2024 SRCD Federal Policy Fellow Spotlight: Paige Greenwood, Ph.D.


1. In a few sentences, what is your role at the agency you work for? 

My role at the Office of Head Start in the Policy and Planning Division is largely centered on supporting Head Start’s lead in water and paint portfolio. I review current Head Start regulations and training and technical assistance (TTA), maintain partnerships with key stakeholders, examine differences in state regulations for implementing lead testing programs, and aggregate funding announcements to test for and mitigate lead exposure in child care facilities and schools. I have also had the opportunity to delve into Tribal policy by supporting federal staff in assessing the impact of current regulations, rules and TTA on American Indian/Alaska Native Head Start programs.

2. What interested you in becoming an SRCD Policy Fellow? 

As a neuroscientist, my research focused on the role of the environment on reading skills and brain development in youth. It is hard to reckon with the overwhelming number of Black and Latine children that live in communities with environmental health hazards that could impact developmental outcomes. I became interested in the SRCD Executive Branch Policy Fellowship because I wanted to gain expertise in the evaluation and implementation of policies that support children and families in low income communities. Working at the Office of Head Start has expanded my ability to research and analyze current policies and assess equitable policy options and solutions.

3. What has been the most memorable project you have completed during your time at the agency?

I was at the Office of Head Start for 5 months when I dove headfirst into the federal rule making process. I was designated as the lead for a specific policy area, and responsible for reviewing all the public comments and considering how to formulate policy options and recommendations for leadership consideration. This experience was monumental to me because I was able to have a front row seat into the regulatory development process. 

4. What words of wisdom might you pass on to someone who is interested in SRCD’s fellowship program?

Learn to be okay with the uncomfortable. Stepping outside of your comfort zone helps you become adaptable, promotes critical thinking and a growth mindset. There may be a project you are asked to assist on that is completely outside of your wheelhouse, but you may gain valuable experiences that will help you personally and professionally. Also, recognize that a learning curve is normal when entering a new field. Do not be ashamed to ask for help if you need it and know that you are more than capable of succeeding!

5. What piqued your interest in working in policy?

In my 4th year of graduate school, I became a member of the National Science Policy Network which aims to expose early career scientists to education and training in science policy, communication, and advocacy. I became a National Science Policy Network Scholar to gain experience in communicating complex scientific concepts to the public and elected officials. I was paired with the non-profit organization Science for Georgia and developed recommendations to improve literacy outcomes in early childhood. I also worked with literacy organizations to advocate to the Education Committee of the Georgia House of Representatives for Reading Awareness Month to be recognized in March, which uses a scientific approach to improve reading outcomes for youth. As a postdoctoral research fellow at Columbia University, I gained additional skills in communicating my science to NYC legislators which showed me the value of integrating science into society and potential policy development. These experiences propelled me to apply for the SRCD Executive Branch Policy Fellowship because I wanted to further my understanding of the role of science in the federal government and how policies can impact the early childhood system.

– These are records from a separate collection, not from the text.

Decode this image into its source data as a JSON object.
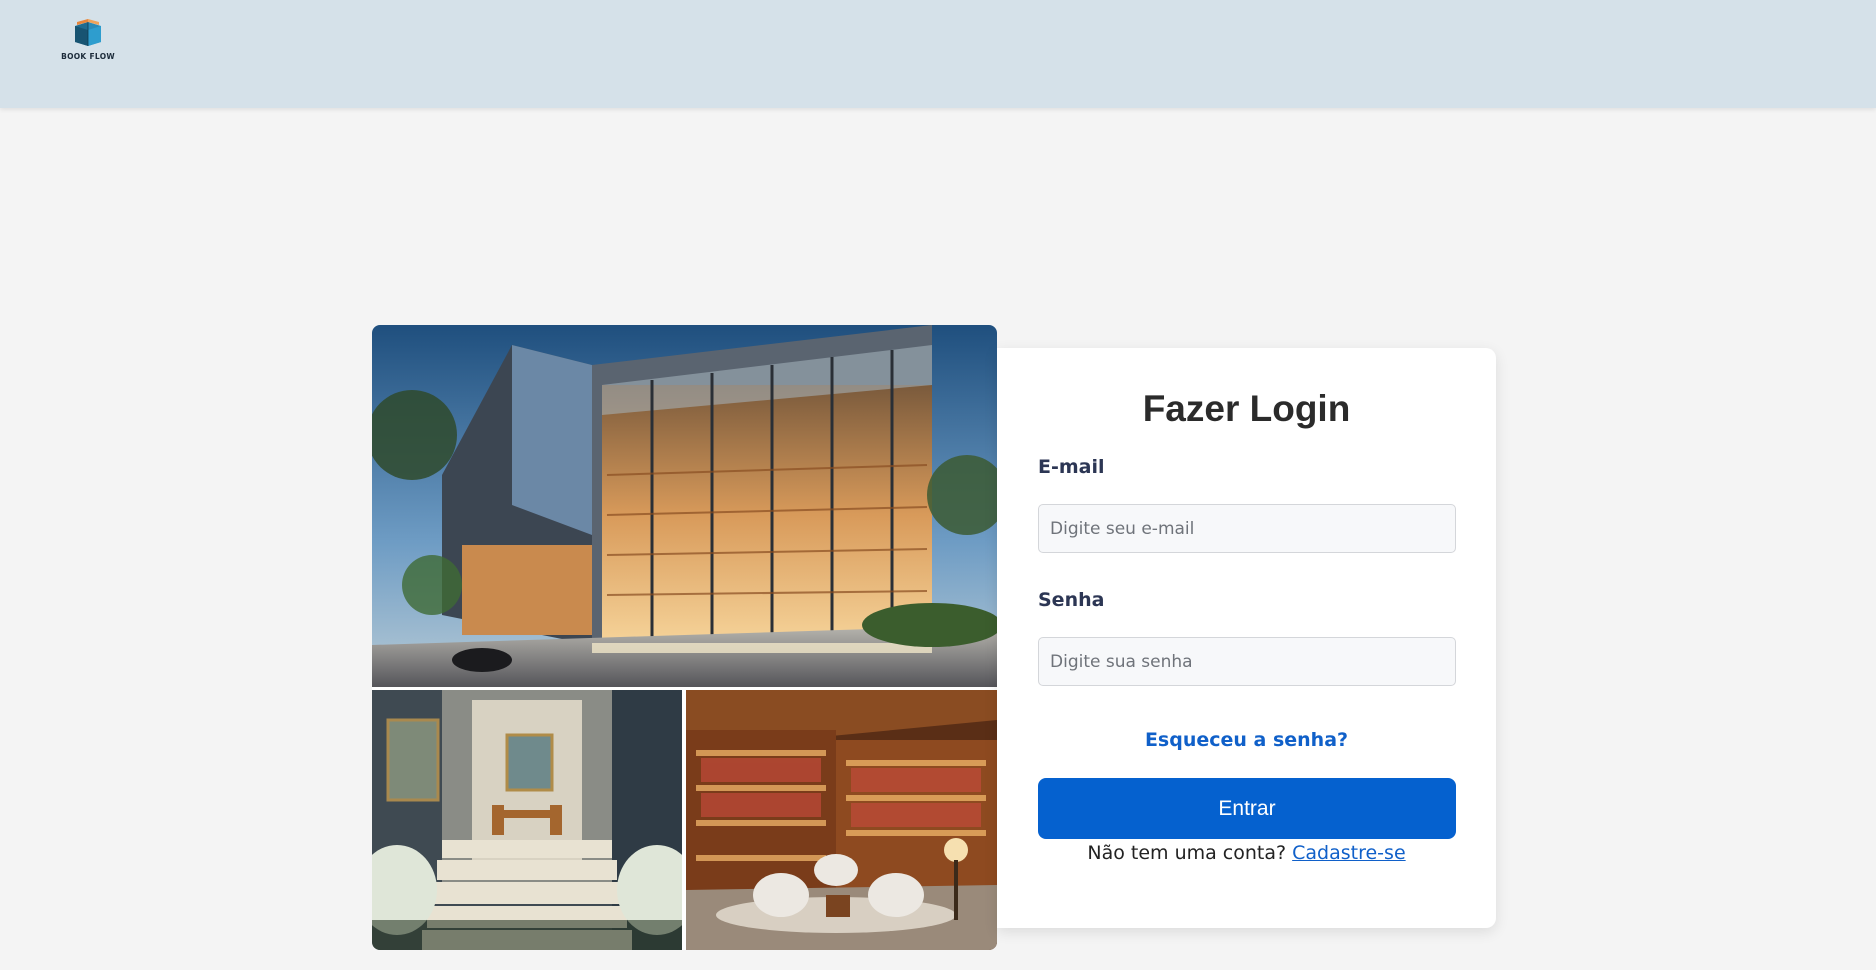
{
  "header": {
    "logo_text": "BOOK FLOW",
    "logo_icon": "open-book-icon",
    "background": "#d5e1e9"
  },
  "gallery": {
    "images": [
      {
        "name": "bookstore-exterior-photo",
        "icon": "building-image"
      },
      {
        "name": "stairs-entrance-photo",
        "icon": "stairs-image"
      },
      {
        "name": "reading-lounge-photo",
        "icon": "bookshelves-image"
      }
    ]
  },
  "login": {
    "title": "Fazer Login",
    "email_label": "E-mail",
    "email_placeholder": "Digite seu e-mail",
    "email_value": "",
    "password_label": "Senha",
    "password_placeholder": "Digite sua senha",
    "password_value": "",
    "forgot_label": "Esqueceu a senha?",
    "submit_label": "Entrar",
    "signup_prompt": "Não tem uma conta?",
    "signup_link": "Cadastre-se"
  },
  "colors": {
    "accent": "#0561cf",
    "link": "#1060c9",
    "label": "#2c3654",
    "page_background": "#f4f4f4"
  }
}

6. What has been an interesting professional development opportunity you have completed during the fellowship?

I had the opportunity to attend the Native American Child and Family Conference in Albuquerque, New Mexico. My participation was not only as an attendee, but as a notetaker for a roundtable discussion on the Office of Head Start Tribal Request for Information, published in the Federal Register. I collected feedback from Tribal stakeholders on the successes and challenges of current regulations and training and technical assistance on American Indian/Alaska Native (AIAN) Head Start programs. The experience was immensely humbling in my understanding of Tribal Sovereignty and the importance of respecting their autonomy as decision makers and thought leaders in the policy and programmatic process. I enjoyed learning about the richness of culture, community and language that exists within Tribal communities and how to support their efforts in providing high-quality AIAN Head Start programs and services.

7. What is your favorite book?

Homegoing by Yaa Gyasi. The book is a historical fiction novel about the pathways of two half-Ghanian sisters and their descendants. It’s a beautiful story about the intricacies of our ancestral connections and how they will always lead us home.